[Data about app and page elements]
------------------------

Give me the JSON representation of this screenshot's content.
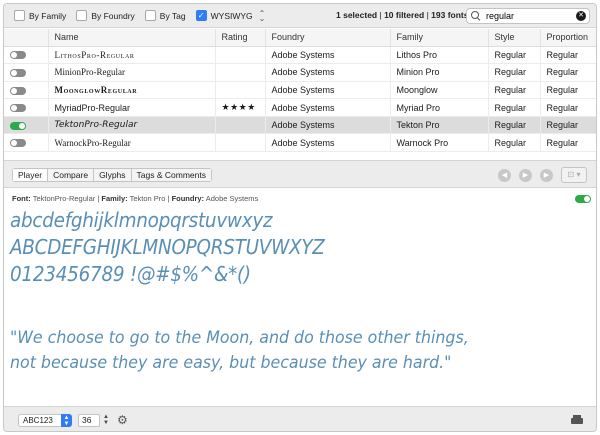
{
  "toolbar": {
    "filters": [
      {
        "label": "By Family",
        "checked": false
      },
      {
        "label": "By Foundry",
        "checked": false
      },
      {
        "label": "By Tag",
        "checked": false
      },
      {
        "label": "WYSIWYG",
        "checked": true
      }
    ],
    "status": {
      "selected": "1 selected",
      "filtered": "10 filtered",
      "total": "193 fonts",
      "sep": " | "
    },
    "search": {
      "value": "regular",
      "placeholder": "Search"
    }
  },
  "table": {
    "columns": [
      "",
      "Name",
      "Rating",
      "Foundry",
      "Family",
      "Style",
      "Proportion"
    ],
    "rows": [
      {
        "active": false,
        "name": "LithosPro-Regular",
        "rating": "",
        "foundry": "Adobe Systems",
        "family": "Lithos Pro",
        "style": "Regular",
        "proportion": "Regular"
      },
      {
        "active": false,
        "name": "MinionPro-Regular",
        "rating": "",
        "foundry": "Adobe Systems",
        "family": "Minion Pro",
        "style": "Regular",
        "proportion": "Regular"
      },
      {
        "active": false,
        "name": "MoonglowRegular",
        "rating": "",
        "foundry": "Adobe Systems",
        "family": "Moonglow",
        "style": "Regular",
        "proportion": "Regular"
      },
      {
        "active": false,
        "name": "MyriadPro-Regular",
        "rating": "★★★★",
        "foundry": "Adobe Systems",
        "family": "Myriad Pro",
        "style": "Regular",
        "proportion": "Regular"
      },
      {
        "active": true,
        "name": "TektonPro-Regular",
        "rating": "",
        "foundry": "Adobe Systems",
        "family": "Tekton Pro",
        "style": "Regular",
        "proportion": "Regular"
      },
      {
        "active": false,
        "name": "WarnockPro-Regular",
        "rating": "",
        "foundry": "Adobe Systems",
        "family": "Warnock Pro",
        "style": "Regular",
        "proportion": "Regular"
      }
    ]
  },
  "tabs": [
    "Player",
    "Compare",
    "Glyphs",
    "Tags & Comments"
  ],
  "nav": {
    "back": "◀",
    "play": "▶",
    "forward": "▶",
    "camera": "⊡ ▾"
  },
  "preview": {
    "font_label": "Font:",
    "font": "TektonPro-Regular",
    "family_label": "Family:",
    "family": "Tekton Pro",
    "foundry_label": "Foundry:",
    "foundry": "Adobe Systems",
    "lines": [
      "abcdefghijklmnopqrstuvwxyz",
      "ABCDEFGHIJKLMNOPQRSTUVWXYZ",
      "0123456789 !@#$%^&*()"
    ],
    "quote": [
      "\"We choose to go to the Moon, and do those other things,",
      "not because they are easy, but because they are hard.\""
    ]
  },
  "bottombar": {
    "sample": "ABC123",
    "size": "36"
  }
}
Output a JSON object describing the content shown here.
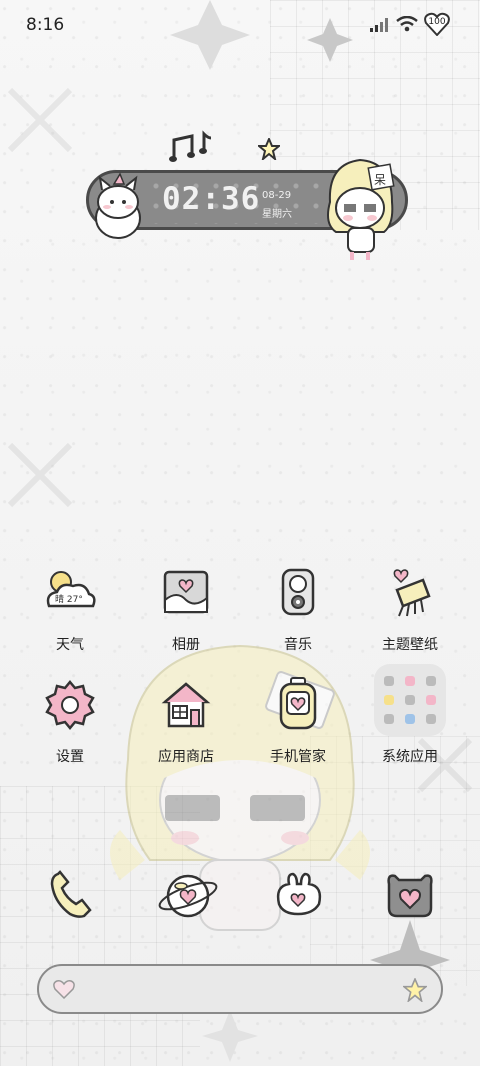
{
  "status_bar": {
    "time": "8:16",
    "battery": "100",
    "icons": [
      "signal-icon",
      "wifi-icon",
      "battery-heart-icon"
    ]
  },
  "clock_widget": {
    "time": "02:36",
    "date": "08-29",
    "weekday": "星期六",
    "name_tag": "呆"
  },
  "apps": [
    {
      "label": "天气",
      "icon": "weather-icon",
      "temp": "晴 27°"
    },
    {
      "label": "相册",
      "icon": "gallery-icon"
    },
    {
      "label": "音乐",
      "icon": "music-icon"
    },
    {
      "label": "主题壁纸",
      "icon": "theme-icon"
    },
    {
      "label": "设置",
      "icon": "settings-icon"
    },
    {
      "label": "应用商店",
      "icon": "app-store-icon"
    },
    {
      "label": "手机管家",
      "icon": "phone-manager-icon"
    },
    {
      "label": "系统应用",
      "icon": "system-apps-folder"
    }
  ],
  "dock": [
    {
      "icon": "phone-icon"
    },
    {
      "icon": "browser-icon"
    },
    {
      "icon": "messages-icon"
    },
    {
      "icon": "camera-icon"
    }
  ],
  "search_bar": {
    "left_icon": "heart-icon",
    "right_icon": "star-icon"
  },
  "colors": {
    "pink": "#f3b6c8",
    "yellow": "#f6f0bf",
    "gray": "#8a8a8a",
    "dark": "#4a4a4a"
  }
}
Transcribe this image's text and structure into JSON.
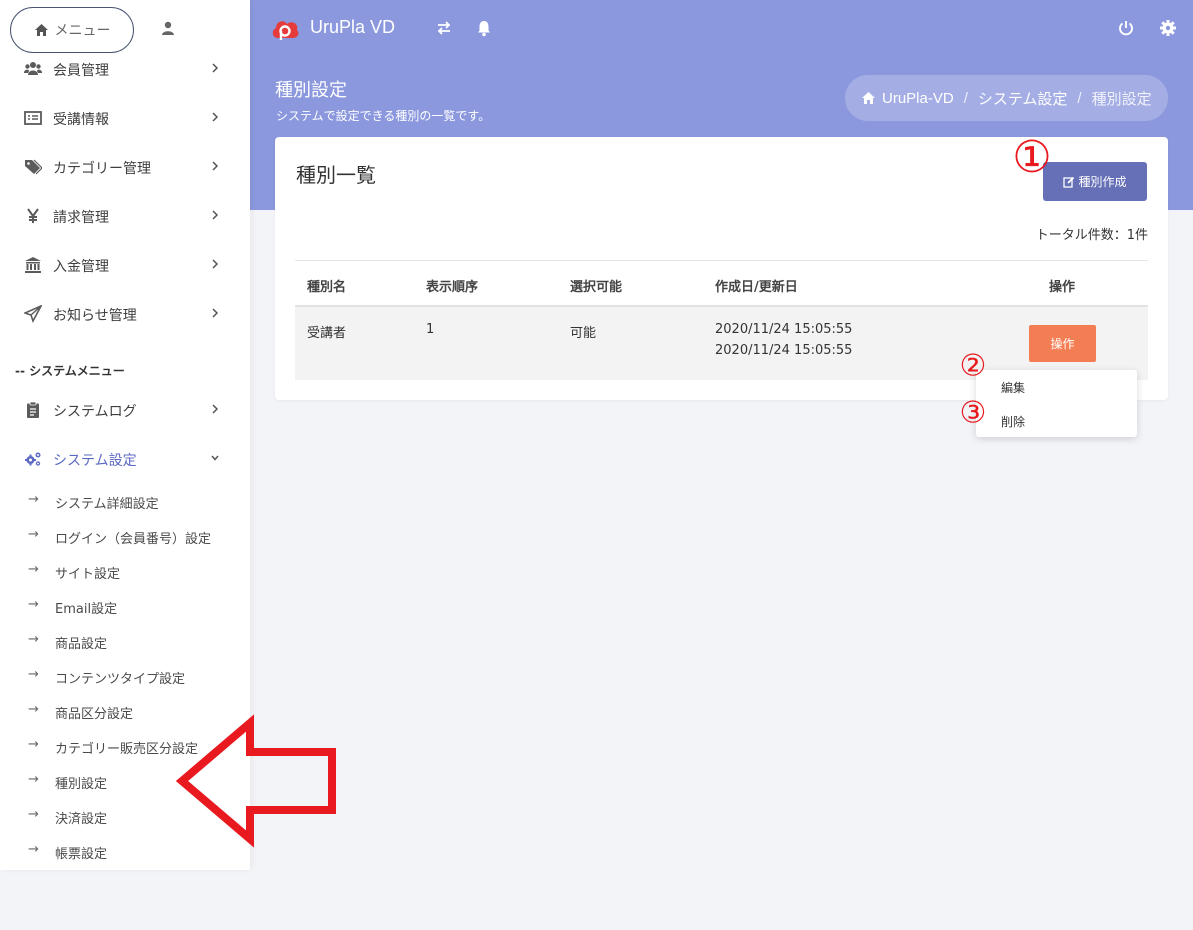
{
  "app": {
    "title": "UruPla VD"
  },
  "sidebar": {
    "menu_label": "メニュー",
    "items": [
      {
        "label": "会員管理",
        "icon": "users-icon"
      },
      {
        "label": "受講情報",
        "icon": "list-card-icon"
      },
      {
        "label": "カテゴリー管理",
        "icon": "tags-icon"
      },
      {
        "label": "請求管理",
        "icon": "yen-icon"
      },
      {
        "label": "入金管理",
        "icon": "bank-icon"
      },
      {
        "label": "お知らせ管理",
        "icon": "paper-plane-icon"
      }
    ],
    "section_label": "-- システムメニュー",
    "system_items": [
      {
        "label": "システムログ",
        "icon": "clipboard-icon"
      },
      {
        "label": "システム設定",
        "icon": "cogs-icon"
      }
    ],
    "sub_items": [
      "システム詳細設定",
      "ログイン（会員番号）設定",
      "サイト設定",
      "Email設定",
      "商品設定",
      "コンテンツタイプ設定",
      "商品区分設定",
      "カテゴリー販売区分設定",
      "種別設定",
      "決済設定",
      "帳票設定"
    ],
    "sub_arrow": "→"
  },
  "page": {
    "title": "種別設定",
    "subtitle": "システムで設定できる種別の一覧です。"
  },
  "breadcrumb": {
    "home": "UruPla-VD",
    "parent": "システム設定",
    "current": "種別設定",
    "separator": "/"
  },
  "card": {
    "title": "種別一覧",
    "create_label": "種別作成",
    "total": "トータル件数：1件",
    "columns": [
      "種別名",
      "表示順序",
      "選択可能",
      "作成日/更新日",
      "操作"
    ],
    "rows": [
      {
        "name": "受講者",
        "order": "1",
        "selectable": "可能",
        "created": "2020/11/24 15:05:55",
        "updated": "2020/11/24 15:05:55",
        "action": "操作"
      }
    ]
  },
  "dropdown": {
    "edit": "編集",
    "delete": "削除"
  },
  "annotations": {
    "one": "①",
    "two": "②",
    "three": "③"
  },
  "colors": {
    "header": "#8b98de",
    "accent": "#5d6ac4",
    "create_button": "#6670b7",
    "action_button": "#f47e53",
    "annotation": "#e8191f"
  }
}
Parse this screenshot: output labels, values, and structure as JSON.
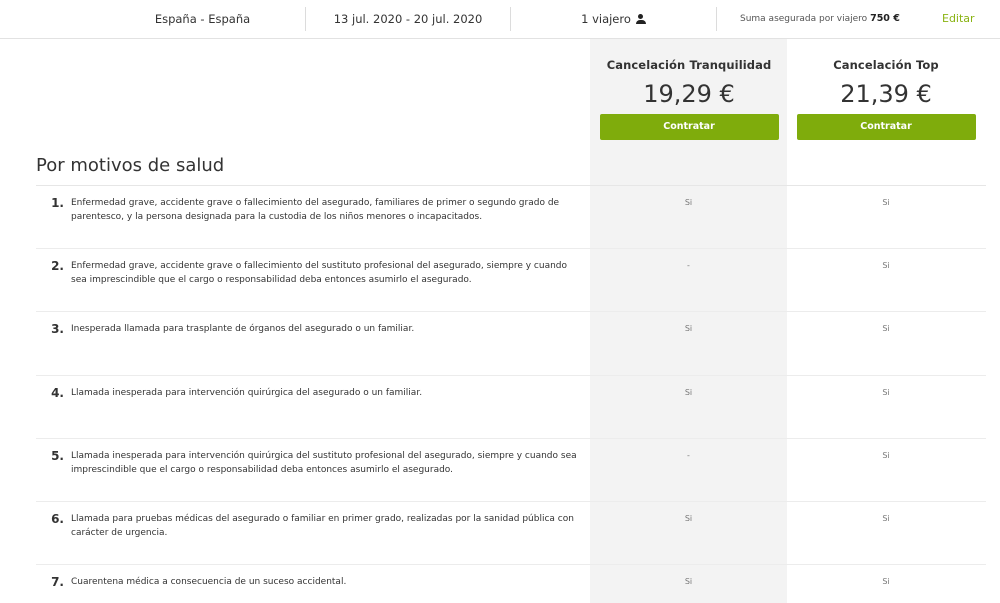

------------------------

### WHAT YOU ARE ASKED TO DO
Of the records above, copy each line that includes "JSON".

### RESPONSE TO THE EXERCISE
Give me the JSON representation of this screenshot's content.
Output a JSON object describing the content shown here.
Transcribe this image's text and structure into JSON.
Parse this screenshot: output labels, values, and structure as JSON.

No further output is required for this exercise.